Of further interest, some coal and coal byproducts have elevated concentrations of heavy rare earths (HREEs). These are lowest in supply, rank high in criticality and price, and are projected to increase in demand, making them potentially attractive targets for REE recovery despite their overall lower concentration.

The National Energy Technology Laboratory (NETL) Rare Earth EDX Database (https://edx.netl.doe.gov/ree/) is a resource for rare earth information related to coal and byproducts. The NETL Research and Innovation Center (NETL-RIC) recently initiated research to support the measurement of concentration, identification of rare earth compounds, and recovery of rare earths from abundant domestic coal byproducts. Many other research organizations have also initiated efforts for the analytical characterization and recovery of rare earths from unconventional sources such as coal byproducts.

Much of the recent research on coal use in the United States has focused on the capture of pollutants such as acid gases, particulates, mercury, and carbon dioxide. The possible recovery of rare earth and other critical elements from abundant coal and byproducts is an exciting new research area and represents a dramatic paradigm shift for coal.

The development of an economically competitive domestic supply of REEs will help to maintain the nation’s economic growth and national security. But additional research and data are needed on the rare earth contents of coals and byproducts in order to determine the most promising feed materials and extraction processes. Future work will focus on characterization of coals and byproducts and on separation methods for the recovery of rare earth elements.

FOOTNOTES

This report was prepared as an account of work sponsored by an agency of the US government.
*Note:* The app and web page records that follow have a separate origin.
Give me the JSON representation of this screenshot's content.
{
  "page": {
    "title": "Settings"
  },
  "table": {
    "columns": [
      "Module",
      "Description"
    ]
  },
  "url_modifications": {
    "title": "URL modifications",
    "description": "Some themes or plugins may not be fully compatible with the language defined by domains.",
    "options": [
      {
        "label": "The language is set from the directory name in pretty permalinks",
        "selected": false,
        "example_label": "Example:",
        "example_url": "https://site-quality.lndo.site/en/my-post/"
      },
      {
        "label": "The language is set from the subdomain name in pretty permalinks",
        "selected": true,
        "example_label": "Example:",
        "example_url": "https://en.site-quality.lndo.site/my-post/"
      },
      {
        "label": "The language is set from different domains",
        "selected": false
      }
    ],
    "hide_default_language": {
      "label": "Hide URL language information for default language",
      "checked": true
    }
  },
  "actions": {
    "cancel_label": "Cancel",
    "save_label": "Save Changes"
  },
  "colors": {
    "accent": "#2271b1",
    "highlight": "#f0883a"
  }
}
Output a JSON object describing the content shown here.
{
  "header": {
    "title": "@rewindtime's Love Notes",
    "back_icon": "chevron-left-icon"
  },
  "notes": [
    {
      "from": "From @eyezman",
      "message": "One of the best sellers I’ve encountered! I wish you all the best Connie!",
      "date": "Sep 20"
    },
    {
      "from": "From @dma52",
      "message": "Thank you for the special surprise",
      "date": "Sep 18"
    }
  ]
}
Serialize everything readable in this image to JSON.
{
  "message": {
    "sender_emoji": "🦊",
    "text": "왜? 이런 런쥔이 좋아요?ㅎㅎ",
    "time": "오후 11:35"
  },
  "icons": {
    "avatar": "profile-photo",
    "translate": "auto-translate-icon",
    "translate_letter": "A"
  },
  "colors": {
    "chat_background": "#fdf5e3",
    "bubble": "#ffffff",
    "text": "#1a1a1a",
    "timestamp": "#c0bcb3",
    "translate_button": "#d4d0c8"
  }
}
The views and opinions expressed do not necessarily reflect those of the US government or any agency thereof.

About the Author:Evan J. Granite is the Rare Earths Technical Portfolio Leader, Elliot Roth is a postdoctoral research fellow, and Mary Anne Alvin is the Rare Earths Technology Manager, all at the National Energy Technology Laboratory of the US Department of Energy in Pittsburgh.